Is Insulating External Walls With Wool Worth It?
Insulating solid walls or any other type of wall that has poor insulation is absolutely the optimal thing to do – not only from an energy efficiency perspective but if undertaken externally will also give your tired façade a renewed look.
There is a lot to be said about the materials that are used for this insulating process and many system designers out there will argue their point-of-view. If you are insulating the walls externally you can use a number of materials including: expanded polystyrene, mineral or rock wool, cork and phenolic resin. If the process is internal you could use mineral or rock wool, as well as sheep wool and phenolic resin.
Although wool insulation for walls is not the most popular product as yet, it certainly has advantages over other materials.
Mineral wool insulation is breathable
The mineral wool system is what the industry refers to as “open vapour system”, which means that effectively moisture particles can find a way from one side to the other through the material and the masonry walls. Do not confuse this with being prone to damp issues – an open vapour system will absorb moisture in the wool fibres and dissipate this through the breathable top coat of the render that was installed.
If your brick ties are very tired and the brick itself is prone to moisture, then this could be the solution for you. Effectively the damaged brick may never be fully dry when applying the wool insulation system. If you then install the open vapour system like wool it will allow the moisture the ability to dissipate through the material and out to dry, making this insulation material really good for these types of scenarios.
A closed vapour system on the other hand stops like EPS the moisture escaping on the outside which is why in some cases when installed on properties it shows signs of damp on the inside.
Mineral wool has high resistance to fire
One of the big advantages of mineral wool versus EPS is the ability to resist a fire breakout for hours, allowing the agent time to mitigate the issue. During laboratory tests, a fire breakout on EPS could literally be in minutes whereas the wool just doesn’t give in easily. The EPS doesn’t necessarily catch fire but it emits large plumes of black smoke quickly enwrapping a building or room.
Other benefits of fire retardant properties
The mineral wool insulation is perfect for insulating public buildings such as schools, hospitals and local authority buildings because of the resistance to fire-breakouts. Insurance companies in particular insist that many of these properties are only insulated in wool to reduce the risk of claims from fire damage.
Local council buildings and hospitals are over 3 storeys in most cases and the wool insulation is really the only suitable material for the insulation process.
High resistance to microbiological attacks
Buildings react to moisture, dust and other microbes found in the air.
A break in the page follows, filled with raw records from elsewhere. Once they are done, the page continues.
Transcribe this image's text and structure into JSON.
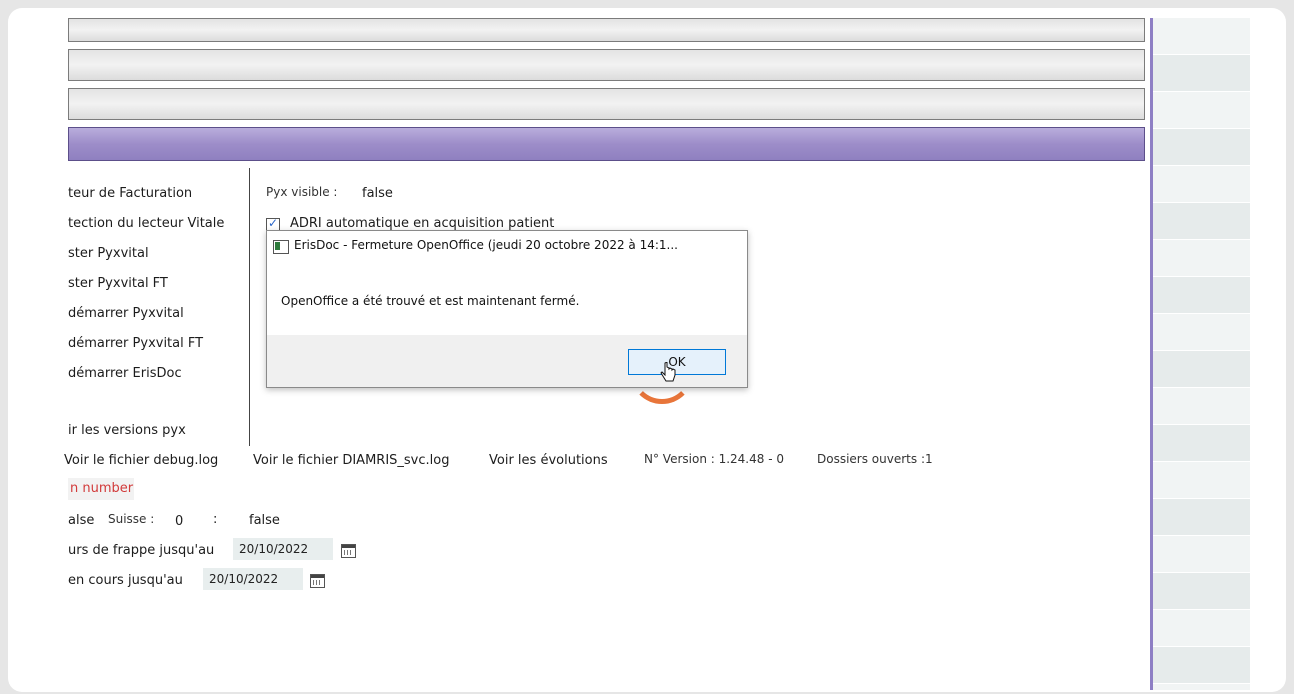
{
  "settings": {
    "labels": [
      "teur de Facturation",
      "tection du lecteur Vitale",
      "ster Pyxvital",
      "ster Pyxvital FT",
      "démarrer Pyxvital",
      "démarrer Pyxvital FT",
      "démarrer ErisDoc",
      "ir les versions pyx"
    ],
    "pyx_visible_label": "Pyx visible :",
    "pyx_visible_value": "false",
    "adri_label": "ADRI automatique en acquisition patient"
  },
  "links": {
    "debug_log": "Voir le fichier debug.log",
    "diamris_log": "Voir le fichier DIAMRIS_svc.log",
    "evolutions": "Voir les évolutions"
  },
  "version_text": "N° Version : 1.24.48 - 0",
  "dossiers_text": "Dossiers ouverts :1",
  "error_text": "n number",
  "suisse": {
    "prefix": "alse",
    "label": "Suisse :",
    "value": "0",
    "colon": ":",
    "value2": "false"
  },
  "dates": {
    "frappe_label": "urs de frappe jusqu'au",
    "frappe_value": "20/10/2022",
    "cours_label": "en cours jusqu'au",
    "cours_value": "20/10/2022"
  },
  "dialog": {
    "title": "ErisDoc - Fermeture OpenOffice (jeudi 20 octobre 2022 à 14:1...",
    "message": "OpenOffice a été trouvé et est maintenant fermé.",
    "ok_label": "OK"
  },
  "colors": {
    "accent_purple": "#9d8dc9",
    "error_red": "#d23a3a",
    "button_blue": "#0078d7",
    "spinner_orange": "#e8753a"
  }
}
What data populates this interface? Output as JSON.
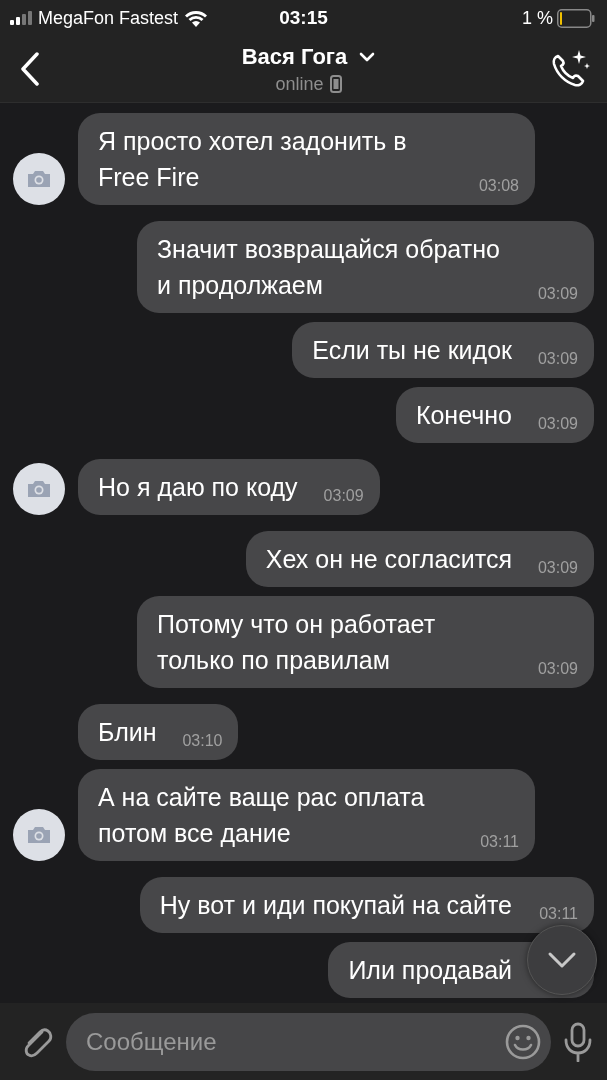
{
  "status_bar": {
    "carrier": "MegaFon Fastest",
    "time": "03:15",
    "battery": "1 %"
  },
  "header": {
    "name": "Вася Гога",
    "status": "online"
  },
  "messages": [
    {
      "kind": "incoming",
      "avatar": true,
      "text": "Я просто хотел задонить в Free Fire",
      "time": "03:08"
    },
    {
      "kind": "outgoing",
      "text": "Значит возвращайся обратно и продолжаем",
      "time": "03:09"
    },
    {
      "kind": "outgoing",
      "text": "Если ты не кидок",
      "time": "03:09"
    },
    {
      "kind": "outgoing",
      "text": "Конечно",
      "time": "03:09"
    },
    {
      "kind": "incoming",
      "avatar": true,
      "text": "Но я даю по коду",
      "time": "03:09"
    },
    {
      "kind": "outgoing",
      "text": "Хех он не согласится",
      "time": "03:09"
    },
    {
      "kind": "outgoing",
      "text": "Потому что он работает только по правилам",
      "time": "03:09"
    },
    {
      "kind": "incoming",
      "avatar": false,
      "text": "Блин",
      "time": "03:10"
    },
    {
      "kind": "incoming",
      "avatar": true,
      "text": "А на сайте ваще рас оплата потом все дание",
      "time": "03:11"
    },
    {
      "kind": "outgoing",
      "text": "Ну вот и иди покупай на сайте",
      "time": "03:11"
    },
    {
      "kind": "outgoing",
      "text": "Или продавай"
    }
  ],
  "composer": {
    "placeholder": "Сообщение"
  }
}
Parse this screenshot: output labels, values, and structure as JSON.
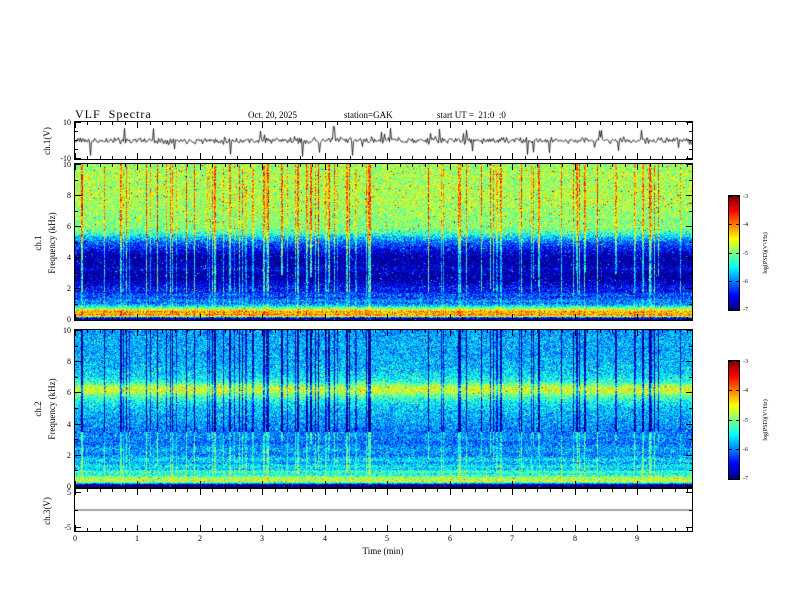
{
  "header": {
    "title": "VLF  Spectra",
    "date": "Oct. 20, 2025",
    "station": "station=GAK",
    "start_ut": "start UT =  21:0  :0"
  },
  "xaxis": {
    "label": "Time (min)",
    "min": 0,
    "max": 9.88,
    "ticks": [
      0,
      1,
      2,
      3,
      4,
      5,
      6,
      7,
      8,
      9
    ],
    "minor_step": 0.2
  },
  "colors": {
    "foreground": "#000000",
    "background": "#ffffff",
    "colormap": "jet"
  },
  "chart_data": [
    {
      "type": "line",
      "name": "ch1_waveform",
      "ylabel": "ch.1(V)",
      "ylim": [
        -10,
        10
      ],
      "yticks": [
        10,
        -10
      ],
      "yticks_minor": [
        5,
        0,
        -5
      ],
      "baseline": 0,
      "noise_amp": 1.7,
      "spike_count": 30,
      "spike_amp_range": [
        3,
        9
      ],
      "description": "broadband noisy voltage trace around 0 V with impulsive spikes reaching about ±9 V"
    },
    {
      "type": "heatmap",
      "name": "ch1_spectrogram",
      "ylabel": "ch.1",
      "ylabel2": "Frequency (kHz)",
      "ylim": [
        0,
        10
      ],
      "yticks": [
        0,
        2,
        4,
        6,
        8,
        10
      ],
      "yticks_minor": [
        1,
        3,
        5,
        7,
        9
      ],
      "value_label": "log(PSD)(V²/Hz)",
      "value_range": [
        -7,
        -3
      ],
      "noise": 0.75,
      "spark_prob": 0.02,
      "spark_amp": 1.7,
      "freq_profile": [
        [
          0,
          -7
        ],
        [
          0.1,
          -6.8
        ],
        [
          0.2,
          -4.6
        ],
        [
          0.3,
          -4.0
        ],
        [
          0.4,
          -4.3
        ],
        [
          0.5,
          -4.1
        ],
        [
          0.6,
          -4.6
        ],
        [
          0.75,
          -5.1
        ],
        [
          0.9,
          -5.7
        ],
        [
          1.05,
          -6.1
        ],
        [
          1.2,
          -5.9
        ],
        [
          1.4,
          -6.3
        ],
        [
          1.6,
          -6.15
        ],
        [
          1.8,
          -6.5
        ],
        [
          2.0,
          -6.45
        ],
        [
          2.3,
          -6.7
        ],
        [
          2.6,
          -6.85
        ],
        [
          3.0,
          -6.9
        ],
        [
          3.25,
          -6.65
        ],
        [
          3.5,
          -6.85
        ],
        [
          3.8,
          -6.9
        ],
        [
          4.1,
          -6.85
        ],
        [
          4.4,
          -6.6
        ],
        [
          4.7,
          -6.35
        ],
        [
          5.0,
          -6.1
        ],
        [
          5.3,
          -5.7
        ],
        [
          5.6,
          -5.2
        ],
        [
          5.9,
          -5.0
        ],
        [
          6.3,
          -4.95
        ],
        [
          6.8,
          -4.9
        ],
        [
          7.3,
          -4.85
        ],
        [
          7.8,
          -4.8
        ],
        [
          8.3,
          -4.8
        ],
        [
          8.8,
          -4.85
        ],
        [
          9.3,
          -4.8
        ],
        [
          10,
          -4.9
        ]
      ],
      "streak_bands": [
        {
          "f0": 0,
          "f1": 1.8,
          "gain": 0.35
        },
        {
          "f0": 1.8,
          "f1": 5.5,
          "gain": 1.15
        },
        {
          "f0": 5.5,
          "f1": 10.01,
          "gain": 0.8
        }
      ],
      "description": "0-10 kHz spectrogram: bright green/yellow band 6-10 kHz with red specks, dark blue/black 2-5 kHz, bright narrow lines below 0.7 kHz, dense vertical sferic streaks"
    },
    {
      "type": "heatmap",
      "name": "ch2_spectrogram",
      "ylabel": "ch.2",
      "ylabel2": "Frequency (kHz)",
      "ylim": [
        0,
        10
      ],
      "yticks": [
        0,
        2,
        4,
        6,
        8,
        10
      ],
      "yticks_minor": [
        1,
        3,
        5,
        7,
        9
      ],
      "value_label": "log(PSD)(V²/Hz)",
      "value_range": [
        -7,
        -3
      ],
      "noise": 0.7,
      "spark_prob": 0.02,
      "spark_amp": 1.4,
      "freq_profile": [
        [
          0,
          -7
        ],
        [
          0.12,
          -6.9
        ],
        [
          0.22,
          -5.5
        ],
        [
          0.32,
          -4.65
        ],
        [
          0.42,
          -4.9
        ],
        [
          0.52,
          -4.7
        ],
        [
          0.65,
          -5.15
        ],
        [
          0.8,
          -5.5
        ],
        [
          0.95,
          -5.2
        ],
        [
          1.1,
          -5.75
        ],
        [
          1.3,
          -5.5
        ],
        [
          1.5,
          -5.9
        ],
        [
          1.7,
          -5.6
        ],
        [
          2.0,
          -6.0
        ],
        [
          2.4,
          -5.85
        ],
        [
          2.8,
          -6.1
        ],
        [
          3.2,
          -5.95
        ],
        [
          3.6,
          -6.05
        ],
        [
          4.0,
          -5.9
        ],
        [
          4.5,
          -5.8
        ],
        [
          5.0,
          -5.7
        ],
        [
          5.5,
          -5.45
        ],
        [
          5.85,
          -5.05
        ],
        [
          6.15,
          -4.6
        ],
        [
          6.4,
          -4.75
        ],
        [
          6.7,
          -5.35
        ],
        [
          7.1,
          -5.6
        ],
        [
          7.6,
          -5.75
        ],
        [
          8.1,
          -5.8
        ],
        [
          8.6,
          -5.85
        ],
        [
          9.1,
          -5.8
        ],
        [
          9.6,
          -5.85
        ],
        [
          10,
          -5.9
        ]
      ],
      "streak_bands": [
        {
          "f0": 0,
          "f1": 0.8,
          "gain": 0.15
        },
        {
          "f0": 0.8,
          "f1": 3.5,
          "gain": 0.55
        },
        {
          "f0": 3.5,
          "f1": 10.01,
          "gain": -1.15
        }
      ],
      "description": "0-10 kHz spectrogram: blue/cyan speckled background, bright green-yellow band near 6.2 kHz, bright narrow lines below 0.7 kHz, dark vertical sferic streaks above ~3.5 kHz"
    },
    {
      "type": "line",
      "name": "ch3_waveform",
      "ylabel": "ch.3(V)",
      "ylim": [
        -6,
        6
      ],
      "yticks": [
        5,
        -5
      ],
      "yticks_minor": [
        0
      ],
      "baseline": 0,
      "noise_amp": 0,
      "spike_count": 0,
      "spike_amp_range": [
        0,
        0
      ],
      "description": "flat line at 0 V (no signal)"
    }
  ],
  "colorbars": [
    {
      "label": "log(PSD)(V²/Hz)",
      "min": -7,
      "max": -3,
      "ticks": [
        -3,
        -4,
        -5,
        -6,
        -7
      ]
    },
    {
      "label": "log(PSD)(V²/Hz)",
      "min": -7,
      "max": -3,
      "ticks": [
        -3,
        -4,
        -5,
        -6,
        -7
      ]
    }
  ]
}
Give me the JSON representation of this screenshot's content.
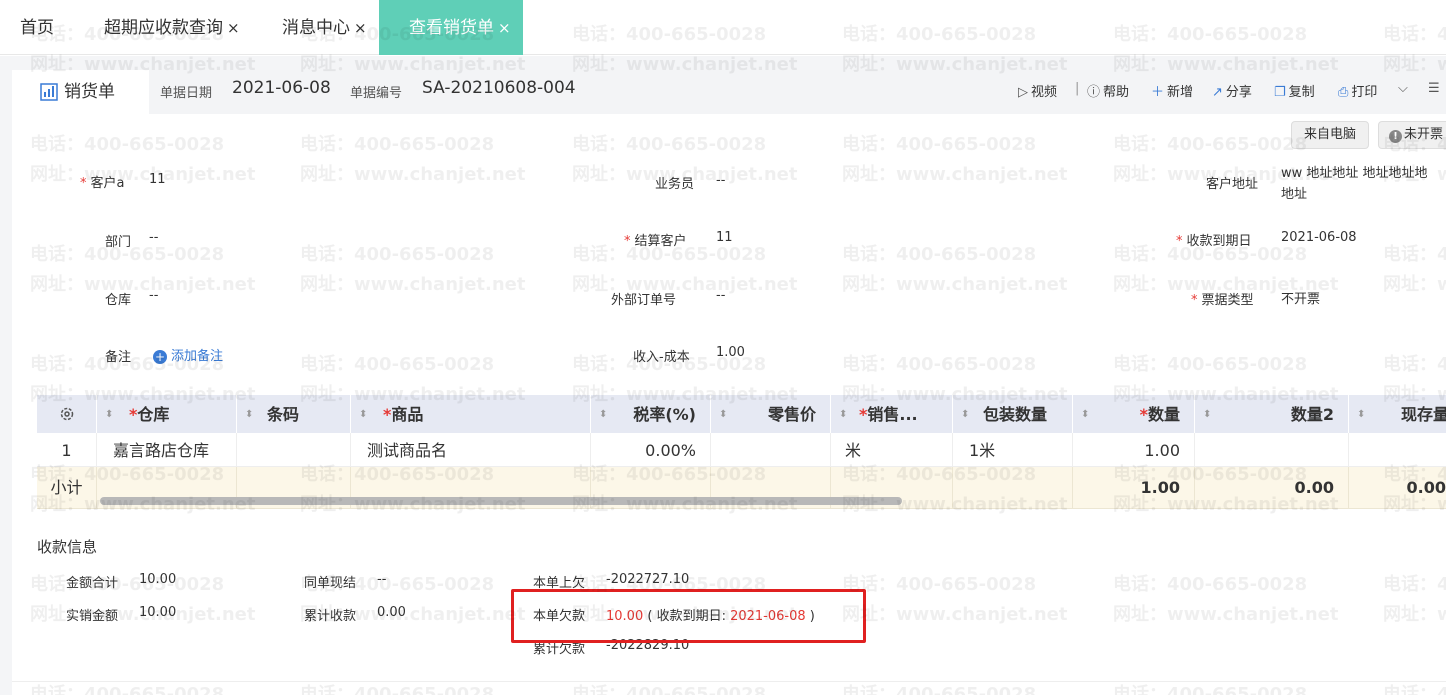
{
  "tabs": [
    {
      "label": "首页",
      "closable": false
    },
    {
      "label": "超期应收款查询",
      "closable": true
    },
    {
      "label": "消息中心",
      "closable": true
    },
    {
      "label": "查看销货单",
      "closable": true,
      "active": true
    }
  ],
  "close_glyph": "×",
  "accent_color": "#5fcfb7",
  "doc": {
    "tab_label": "销货单",
    "date_label": "单据日期",
    "date_value": "2021-06-08",
    "number_label": "单据编号",
    "number_value": "SA-20210608-004"
  },
  "toolbar": {
    "video": "视频",
    "sep": "|",
    "help": "帮助",
    "add": "新增",
    "share": "分享",
    "copy": "复制",
    "print": "打印"
  },
  "badges": {
    "source": "来自电脑",
    "invoice_status": "未开票"
  },
  "form": {
    "customer_label": "客户a",
    "customer_value": "11",
    "salesman_label": "业务员",
    "salesman_value": "--",
    "address_label": "客户地址",
    "address_value_line1": "ww 地址地址 地址地址地",
    "address_value_line2": "地址",
    "dept_label": "部门",
    "dept_value": "--",
    "settle_label": "结算客户",
    "settle_value": "11",
    "due_label": "收款到期日",
    "due_value": "2021-06-08",
    "warehouse_label": "仓库",
    "warehouse_value": "--",
    "ext_order_label": "外部订单号",
    "ext_order_value": "--",
    "invoice_type_label": "票据类型",
    "invoice_type_value": "不开票",
    "note_label": "备注",
    "add_note": "添加备注",
    "income_cost_label": "收入-成本",
    "income_cost_value": "1.00"
  },
  "table": {
    "headers": {
      "warehouse": "仓库",
      "barcode": "条码",
      "product": "商品",
      "tax_rate": "税率(%)",
      "retail_price": "零售价",
      "sales_unit": "销售...",
      "pack_qty": "包装数量",
      "qty": "数量",
      "qty2": "数量2",
      "stock": "现存量"
    },
    "row": {
      "index": "1",
      "warehouse": "嘉言路店仓库",
      "product": "测试商品名",
      "tax_rate": "0.00%",
      "sales_unit": "米",
      "pack_qty": "1米",
      "qty": "1.00"
    },
    "subtotal": {
      "label": "小计",
      "qty": "1.00",
      "qty2": "0.00",
      "stock": "0.00"
    }
  },
  "payment": {
    "title": "收款信息",
    "total_label": "金额合计",
    "total_value": "10.00",
    "actual_label": "实销金额",
    "actual_value": "10.00",
    "same_settle_label": "同单现结",
    "same_settle_value": "--",
    "cumulative_label": "累计收款",
    "cumulative_value": "0.00",
    "prev_owe_label": "本单上欠",
    "prev_owe_value": "-2022727.10",
    "owe_label": "本单欠款",
    "owe_value": "10.00",
    "owe_due_prefix": "( 收款到期日:",
    "owe_due_value": "2021-06-08",
    "owe_due_suffix": ")",
    "acc_owe_label": "累计欠款",
    "acc_owe_value": "-2022829.10"
  },
  "watermark": {
    "phone": "电话：400-665-0028",
    "site": "网址：www.chanjet.net"
  }
}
This is why you can see evidence of wear and tear on brick or algae growth where there is moisture build up. The wool material is fantastic at mitigating this and allowing the masonry behind it to be protected and last a long time without any further wear and tear.
If you live on busy road or just have a noisy neighbourhood then applying the wool insulation will go a long way in muffling that sound. Unfortunately the sound doesn’t just travel through glass windows or doors it actually also come through uninsulated walls.
The crimp fibres on the wool absorb sound and make this the perfect material to use if you are also after better acoustics as well as energy saving properties.
Using wool for internal insulation
Mineral or rock wool can be installed on the inside of the property. The insulation process is pretty much the same if you were using phenolic boards – using wood battens to attach this to the internal walls.
If you are looking for ecological properties, according to Sheepwool4Homes, then pure sheep wool insulation can also be used to insulate the internal walls. Sheep wool has added benefits of filtering air and absorbing harmful toxins in the existing building fabric, however is 3 times the price of normal fibre glass or rock wool.
The main issue you will have here is the space considerations. To achieve a u-value of 0.3 or better be prepared to sacrifice away at least 14cm of internal space, which would be quite a lot if you are insulating more than one wall.
Also with internal insulation there is more upheaval to the property as radiators and piping has to be more and adjusted as well as the walls being fully redecorated.
Cost is reasonable but not the cheapest
The cost of the insulation material is about double the price of EPS making more expensive. However all the other components in the insulating process like the adhesive, basecoat, the starter track, fixings and render are the same.
More cost is added onto the labour component of the insulation, just because it is a lot more difficult to handle than EPS or the phenolic material.
Cost comparison for external wall insulation per m2:
- EPS – £95/m2
- Phenolic – £115/m2
- Mineral Wool – £130m2
- Cork – £170m2
Should I use wool insulation for my walls?
Externally, we would recommend the wool and the expanded polystyrene (EPS) products or the sheep wool internally if you can afford it and if space is not an issue.
Now EPS is the cheapest and most common system design, followed by the mineral/ rock wool. The mineral wool is the product to use in public buildings, high rise flats, schools and hospitals because of the fire retardant properties and it is insisted upon by insurance companies.
The disadvantages are that it is not great if space is an important consideration or if you are looking for a high impact resistant system.
Wool insulation is a fantastic material to use and it has many advantages. As long as you install a product that comes with a long term warranty there is no reason that it shouldn’t provide you with the benefits for years and years.